These rolling, random problems are not fun to diagnose.  For  two days, it held at 105 degrees and then POOF,; it drifted down and for the first time ever, rebooting wouldn't get it heating again.  I spent a day doing all the testing and troubleshooting without finding any definitely failed parts.  Reassembled everything and POOF, the three days so far, it's holding 106 degrees.

Dave, I'm going to ask for a favor to help me understand the control logic and what does/affects what.  Please correct any misunderstandings I've gotten:

1. Turn on the spa.  Temp is below set point.  A low limit switch checks the pump pressure and if the pressure switch says OK, it starts the heater.

2. When the water temp gets to the set point, an upper limit switch turns off the heater.

3. Should the upper limit switch fail, there's a 115(?) degree over temp/safety switch.  If this is triggered, does it always shut down the system and wait for a repair or reboot?

4. Since my temp never goes beyond 106, why does the control system sometimes shut down and require a reboot, but function as it should other times? 

5. Even more confusing, once, when we were gone, I set the temp at 80 degrees, where there should have been no possibility of triggering the over-temp switch, and it failed to hold 80 degrees.

6. . Should I just replace the pressure switch and the high limit switch as normal wear parts?  Anything else while I'm in there?  From whom would you recommend ordering Caldera/Hot Springs/Watkins parts?

Thanks in advance.

jack vines

We're living with the problem, but it's work.  I've tested everything recommended to me and none of them seem to be in failure mode.

Share this post


Link to post
Share on other sites

Just an update; for the past six months, it's decided to hold a steady 106 degrees.  Not only that, the leak has slowed and we no longer have to add water very often.  A possible explanation is it just took a few months of continuous use and a couple of filter changes,to get all the crud out and the system accustomed to working again.  No guarantees on a ten-year-old system.

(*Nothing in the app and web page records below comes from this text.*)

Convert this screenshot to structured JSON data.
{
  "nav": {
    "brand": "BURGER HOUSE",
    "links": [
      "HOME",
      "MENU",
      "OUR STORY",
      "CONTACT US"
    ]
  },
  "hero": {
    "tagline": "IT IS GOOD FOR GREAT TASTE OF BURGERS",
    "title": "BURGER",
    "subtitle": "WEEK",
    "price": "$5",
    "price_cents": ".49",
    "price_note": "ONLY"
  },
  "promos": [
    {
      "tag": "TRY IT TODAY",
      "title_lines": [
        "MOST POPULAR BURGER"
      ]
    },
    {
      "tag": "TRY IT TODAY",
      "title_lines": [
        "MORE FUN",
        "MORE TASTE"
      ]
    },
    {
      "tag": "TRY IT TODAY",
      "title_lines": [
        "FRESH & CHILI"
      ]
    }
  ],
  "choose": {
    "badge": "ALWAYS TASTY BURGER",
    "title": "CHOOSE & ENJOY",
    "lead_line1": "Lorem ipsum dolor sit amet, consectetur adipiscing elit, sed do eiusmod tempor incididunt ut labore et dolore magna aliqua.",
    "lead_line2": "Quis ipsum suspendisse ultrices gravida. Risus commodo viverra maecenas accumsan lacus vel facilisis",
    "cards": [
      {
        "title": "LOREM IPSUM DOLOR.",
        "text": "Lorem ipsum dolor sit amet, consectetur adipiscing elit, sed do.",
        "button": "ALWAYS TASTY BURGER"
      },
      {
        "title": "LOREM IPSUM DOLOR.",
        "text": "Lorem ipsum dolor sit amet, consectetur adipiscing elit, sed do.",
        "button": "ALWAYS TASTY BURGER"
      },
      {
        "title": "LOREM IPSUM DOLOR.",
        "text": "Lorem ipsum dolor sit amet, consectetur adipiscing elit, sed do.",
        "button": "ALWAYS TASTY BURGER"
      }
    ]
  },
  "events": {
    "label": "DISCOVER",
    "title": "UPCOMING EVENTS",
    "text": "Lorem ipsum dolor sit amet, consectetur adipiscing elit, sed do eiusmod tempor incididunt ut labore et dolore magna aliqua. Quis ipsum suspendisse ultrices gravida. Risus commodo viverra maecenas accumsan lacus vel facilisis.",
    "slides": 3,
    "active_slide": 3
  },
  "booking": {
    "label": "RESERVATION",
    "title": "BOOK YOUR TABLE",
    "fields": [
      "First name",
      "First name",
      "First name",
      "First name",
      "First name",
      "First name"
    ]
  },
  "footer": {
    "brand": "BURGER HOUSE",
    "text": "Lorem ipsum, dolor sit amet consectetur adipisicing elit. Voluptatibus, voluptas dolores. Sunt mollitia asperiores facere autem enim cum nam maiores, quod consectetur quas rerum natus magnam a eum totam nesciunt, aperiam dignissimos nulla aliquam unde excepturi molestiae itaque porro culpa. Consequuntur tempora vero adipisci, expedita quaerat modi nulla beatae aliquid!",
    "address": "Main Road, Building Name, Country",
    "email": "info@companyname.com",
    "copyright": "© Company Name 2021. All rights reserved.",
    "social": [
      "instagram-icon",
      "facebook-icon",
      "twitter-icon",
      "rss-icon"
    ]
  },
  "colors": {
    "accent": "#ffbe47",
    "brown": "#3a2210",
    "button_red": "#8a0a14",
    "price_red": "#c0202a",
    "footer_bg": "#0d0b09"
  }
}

FWIW, our son and DIL had to have control boards replaced on a two-year-old spa.  The tech said, "Set it and leave it alone.  Whatever you think you're saving by turning the temp up/down/on/off, you'll end up paying in repairs.

jack vines

Share this post


Link to post
Share on other sites

Well, I jinxed myself by reporting the problem had gone away.  As soon as the outside temperature dropped below freezing, the spa temperature no longer holds steady.

What is this telling us?  Yes, the heater has to work longer and more often when the outside temperature is lower, but it was reaching 106 and holding steady for months, until yesterday.  Nothing changed other than the temperature dropping to 29 degrees over night and not going above 32 during the day.

jack vines

Share this post


Link to post
Share on other sites

Create an account or sign in to comment

You need to be a member in order to leave a comment

Create an account

Sign up for a new account in our community. It's easy!

Register a new account

Sign in

Already have an account? Sign in here.

Sign In Now

×